We live in a sensory world full of colors and sounds. It gets and keeps our attention from the time of our birth until the day of our conscious death. Our lives are expended on the cost of its excitement; it is inspiration of the artist and the ruin of the extravagant.
The pursuit of the now at the expense of the future has made rich men poor and beggars happy. The bird in hand enjoyed over the two in the bush belies the gambler. That which is seen now gives precedent to that which shall come.
We bemoan poor Esau, who sold his birthright for a bowl of soup and Adam’s paradise for a piece of fruit. Our heads shake at the poor fools as we sell out for even less, because today we see, but for tomorrow we are blind.
In the carnal man, the visible wins out over the invisible. The now takes priority over the future. What could be gained, is less valued than what is. The feather of a fluttering sparrow is more precious than the power of a swooping eagle to the man of clay.
The now of our diminishing existence is exalted over the never-ending of eternity. Sensual desires of today paid over a lifetime of regret are like high interest credit which never gets paid. “Who would sell his soul?”, the question is asked. Who would trade his soul for all the world? These questions are asked, but answered with shattered, ruined lives and eternal banishment in Hell.
One’s salvation in Christ is marked by faith. Seeing the unseen. Grasping and holding to something more real than steel but seemingly as thin as air. The invisible, more substantial than the seen, is viewed as a dream of the mystic and the reality of a fool. Yet the foolishness that confounds the wise is a dream conceived in mystery but birthed as substance.

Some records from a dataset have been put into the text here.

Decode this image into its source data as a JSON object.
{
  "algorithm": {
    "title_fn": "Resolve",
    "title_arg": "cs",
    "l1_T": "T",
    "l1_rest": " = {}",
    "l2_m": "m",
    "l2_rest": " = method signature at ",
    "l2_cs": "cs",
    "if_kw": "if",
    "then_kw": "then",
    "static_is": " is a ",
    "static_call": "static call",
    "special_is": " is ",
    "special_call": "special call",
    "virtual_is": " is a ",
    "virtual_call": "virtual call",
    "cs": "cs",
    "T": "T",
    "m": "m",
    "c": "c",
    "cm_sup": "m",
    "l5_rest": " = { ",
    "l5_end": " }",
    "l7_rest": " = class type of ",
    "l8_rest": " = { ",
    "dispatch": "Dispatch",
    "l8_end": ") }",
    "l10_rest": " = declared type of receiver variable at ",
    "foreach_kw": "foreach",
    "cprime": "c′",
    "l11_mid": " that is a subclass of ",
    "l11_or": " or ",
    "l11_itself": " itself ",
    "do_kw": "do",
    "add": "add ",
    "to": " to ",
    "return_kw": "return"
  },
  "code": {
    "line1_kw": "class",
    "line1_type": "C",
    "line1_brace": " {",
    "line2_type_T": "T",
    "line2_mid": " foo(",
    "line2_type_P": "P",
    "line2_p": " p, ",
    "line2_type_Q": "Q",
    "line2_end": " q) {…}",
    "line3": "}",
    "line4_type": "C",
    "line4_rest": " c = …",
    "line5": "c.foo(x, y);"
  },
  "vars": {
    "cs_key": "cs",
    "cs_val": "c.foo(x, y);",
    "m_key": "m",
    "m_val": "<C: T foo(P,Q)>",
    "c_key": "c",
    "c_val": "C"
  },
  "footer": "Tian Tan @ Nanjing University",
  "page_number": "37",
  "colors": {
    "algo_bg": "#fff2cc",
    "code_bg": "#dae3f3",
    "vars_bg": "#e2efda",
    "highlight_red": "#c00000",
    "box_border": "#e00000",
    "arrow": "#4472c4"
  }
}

Let me dream the dream of mystics and hold the reality as one the world calls a fool. The invisible is the reality of eternity while the visible will melt like snow. Eternal reality is faith come to life and then lived in the fullness of an all-seen God. Let me now dream and be called a fool, but then be considered the sage and one held by the Wisest of all.
“While we do not look at the things which are seen, but at the things which are not seen. For the things which are seen are temporary, but the things which are not seen are eternal” (2 Corinthians 4:18 NKJV).
Yours on the Journey,
Harry L. Whitt